◆ **Task prompt**
Gather each line in the entries that includes the string "text".

Information START

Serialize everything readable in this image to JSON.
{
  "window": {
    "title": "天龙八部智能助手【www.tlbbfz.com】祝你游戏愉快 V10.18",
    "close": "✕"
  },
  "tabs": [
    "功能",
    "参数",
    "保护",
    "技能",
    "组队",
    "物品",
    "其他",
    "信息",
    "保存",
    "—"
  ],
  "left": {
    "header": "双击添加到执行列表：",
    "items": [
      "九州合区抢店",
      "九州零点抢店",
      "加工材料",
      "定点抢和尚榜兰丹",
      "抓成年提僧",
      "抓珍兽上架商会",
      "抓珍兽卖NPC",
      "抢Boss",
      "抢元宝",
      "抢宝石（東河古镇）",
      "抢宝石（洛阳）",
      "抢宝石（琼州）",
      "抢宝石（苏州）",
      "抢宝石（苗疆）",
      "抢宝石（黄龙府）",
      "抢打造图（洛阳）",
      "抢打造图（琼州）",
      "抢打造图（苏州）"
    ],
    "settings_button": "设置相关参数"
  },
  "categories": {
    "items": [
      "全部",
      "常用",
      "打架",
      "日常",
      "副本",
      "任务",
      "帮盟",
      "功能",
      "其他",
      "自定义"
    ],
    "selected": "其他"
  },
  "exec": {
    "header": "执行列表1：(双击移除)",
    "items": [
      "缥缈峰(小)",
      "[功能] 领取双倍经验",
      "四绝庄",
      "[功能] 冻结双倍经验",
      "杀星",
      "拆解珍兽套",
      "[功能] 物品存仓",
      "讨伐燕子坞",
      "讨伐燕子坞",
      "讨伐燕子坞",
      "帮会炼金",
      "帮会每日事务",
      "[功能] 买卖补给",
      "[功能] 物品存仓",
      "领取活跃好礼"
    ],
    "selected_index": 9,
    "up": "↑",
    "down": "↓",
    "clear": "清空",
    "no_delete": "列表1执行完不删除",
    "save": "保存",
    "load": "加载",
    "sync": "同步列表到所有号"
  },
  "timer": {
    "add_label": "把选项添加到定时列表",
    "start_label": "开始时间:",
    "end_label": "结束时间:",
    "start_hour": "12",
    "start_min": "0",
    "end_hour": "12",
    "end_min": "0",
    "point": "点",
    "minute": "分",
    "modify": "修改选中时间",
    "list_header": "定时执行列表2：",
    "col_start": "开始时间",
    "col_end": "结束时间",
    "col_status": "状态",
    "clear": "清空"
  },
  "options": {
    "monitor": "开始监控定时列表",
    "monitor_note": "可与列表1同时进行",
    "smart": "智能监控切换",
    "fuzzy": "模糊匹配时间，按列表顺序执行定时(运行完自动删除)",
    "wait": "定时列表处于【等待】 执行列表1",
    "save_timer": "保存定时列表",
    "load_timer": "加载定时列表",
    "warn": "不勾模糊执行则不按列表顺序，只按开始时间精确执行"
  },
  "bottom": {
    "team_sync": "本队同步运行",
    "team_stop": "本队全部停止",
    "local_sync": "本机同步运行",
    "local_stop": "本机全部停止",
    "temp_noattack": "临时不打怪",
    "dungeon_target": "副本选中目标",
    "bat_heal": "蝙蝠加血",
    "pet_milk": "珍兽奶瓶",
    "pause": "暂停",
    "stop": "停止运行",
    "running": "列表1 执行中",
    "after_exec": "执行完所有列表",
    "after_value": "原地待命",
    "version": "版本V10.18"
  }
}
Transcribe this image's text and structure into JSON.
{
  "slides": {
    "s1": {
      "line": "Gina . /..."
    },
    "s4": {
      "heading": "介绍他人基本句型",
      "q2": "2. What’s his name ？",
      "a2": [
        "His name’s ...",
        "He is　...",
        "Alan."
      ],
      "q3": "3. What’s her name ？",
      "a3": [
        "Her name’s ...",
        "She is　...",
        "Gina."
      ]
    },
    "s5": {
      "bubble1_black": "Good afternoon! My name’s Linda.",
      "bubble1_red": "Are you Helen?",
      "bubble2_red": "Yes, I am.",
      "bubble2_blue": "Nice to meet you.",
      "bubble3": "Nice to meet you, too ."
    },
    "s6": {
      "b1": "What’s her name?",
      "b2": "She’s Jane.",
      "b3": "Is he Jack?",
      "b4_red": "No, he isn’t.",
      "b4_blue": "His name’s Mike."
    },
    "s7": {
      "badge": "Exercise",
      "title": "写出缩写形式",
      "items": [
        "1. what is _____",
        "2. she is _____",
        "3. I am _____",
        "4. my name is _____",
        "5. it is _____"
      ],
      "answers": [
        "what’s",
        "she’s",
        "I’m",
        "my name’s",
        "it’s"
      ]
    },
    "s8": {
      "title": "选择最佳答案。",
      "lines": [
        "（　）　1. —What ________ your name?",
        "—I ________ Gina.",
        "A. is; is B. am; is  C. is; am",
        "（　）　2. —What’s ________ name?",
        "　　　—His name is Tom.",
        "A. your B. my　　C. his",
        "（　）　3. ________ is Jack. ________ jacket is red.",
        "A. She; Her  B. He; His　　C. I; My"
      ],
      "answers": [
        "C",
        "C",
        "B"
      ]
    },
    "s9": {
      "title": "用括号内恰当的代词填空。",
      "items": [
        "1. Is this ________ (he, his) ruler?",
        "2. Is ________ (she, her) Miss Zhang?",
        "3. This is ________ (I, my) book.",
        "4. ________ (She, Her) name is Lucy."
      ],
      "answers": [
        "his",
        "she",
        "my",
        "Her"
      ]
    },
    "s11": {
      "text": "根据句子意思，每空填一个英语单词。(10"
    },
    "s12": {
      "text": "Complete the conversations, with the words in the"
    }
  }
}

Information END
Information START

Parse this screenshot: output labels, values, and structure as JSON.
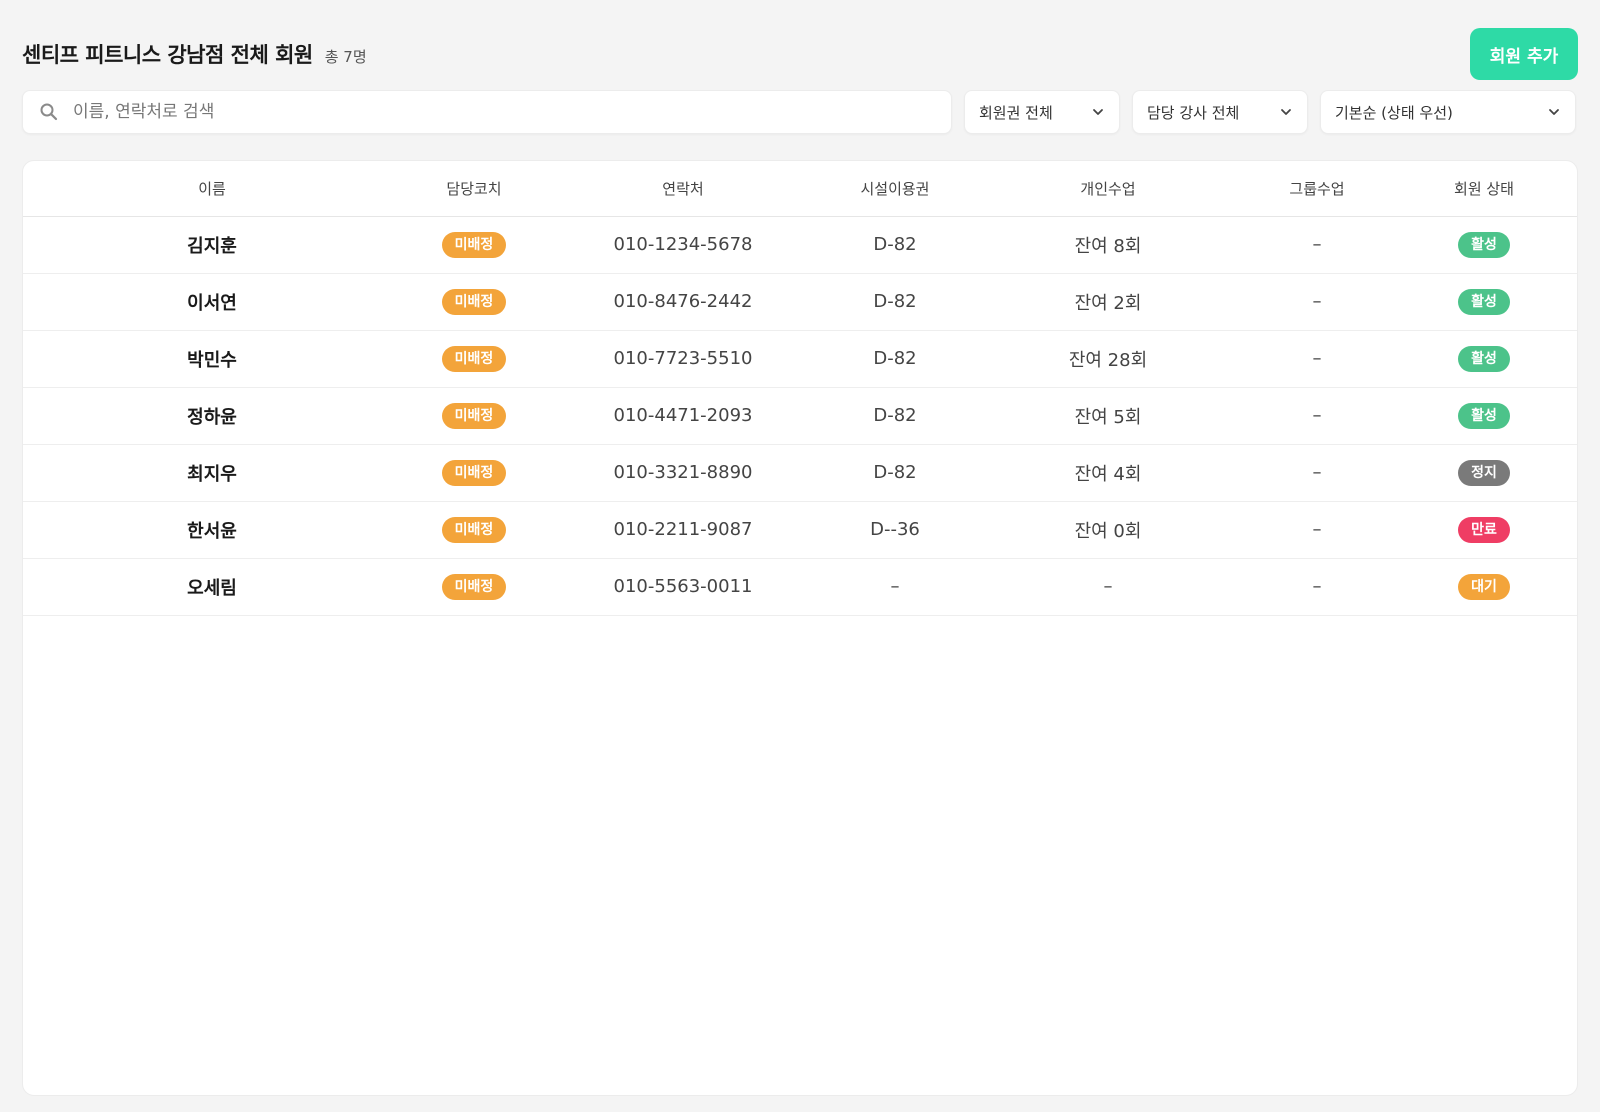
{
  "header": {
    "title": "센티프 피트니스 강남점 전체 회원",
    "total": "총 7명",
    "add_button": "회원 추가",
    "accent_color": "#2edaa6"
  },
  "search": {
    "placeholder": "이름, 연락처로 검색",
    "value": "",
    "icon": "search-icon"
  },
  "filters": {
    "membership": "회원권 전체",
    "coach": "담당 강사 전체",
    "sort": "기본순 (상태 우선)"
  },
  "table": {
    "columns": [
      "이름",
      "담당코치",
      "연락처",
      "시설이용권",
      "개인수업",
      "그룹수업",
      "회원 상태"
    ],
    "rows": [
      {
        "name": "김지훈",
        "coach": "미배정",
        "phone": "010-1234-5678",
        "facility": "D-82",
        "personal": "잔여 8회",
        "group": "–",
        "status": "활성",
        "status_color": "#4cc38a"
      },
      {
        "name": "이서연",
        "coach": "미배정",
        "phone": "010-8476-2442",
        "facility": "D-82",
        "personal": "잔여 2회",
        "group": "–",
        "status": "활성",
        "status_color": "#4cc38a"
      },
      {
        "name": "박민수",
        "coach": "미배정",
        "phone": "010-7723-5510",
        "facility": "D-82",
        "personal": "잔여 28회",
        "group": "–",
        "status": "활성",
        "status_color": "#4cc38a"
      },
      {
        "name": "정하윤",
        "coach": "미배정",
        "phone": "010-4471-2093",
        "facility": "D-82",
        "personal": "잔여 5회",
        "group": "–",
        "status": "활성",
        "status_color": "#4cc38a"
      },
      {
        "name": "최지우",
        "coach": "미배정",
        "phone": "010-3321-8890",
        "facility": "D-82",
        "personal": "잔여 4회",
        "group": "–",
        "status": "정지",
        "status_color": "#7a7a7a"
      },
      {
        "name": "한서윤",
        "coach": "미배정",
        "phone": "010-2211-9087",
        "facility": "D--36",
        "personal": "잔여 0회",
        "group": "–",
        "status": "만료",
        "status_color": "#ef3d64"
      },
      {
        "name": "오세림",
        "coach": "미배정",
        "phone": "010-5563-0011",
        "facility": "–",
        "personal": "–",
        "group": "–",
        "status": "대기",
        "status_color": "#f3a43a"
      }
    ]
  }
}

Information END

◆ **Task response**
Transcribe this image's text and structure into JSON.
      "text": "根据句子意思，每空填一个英语单词。(10"
      "text": "Complete the conversations, with the words in the"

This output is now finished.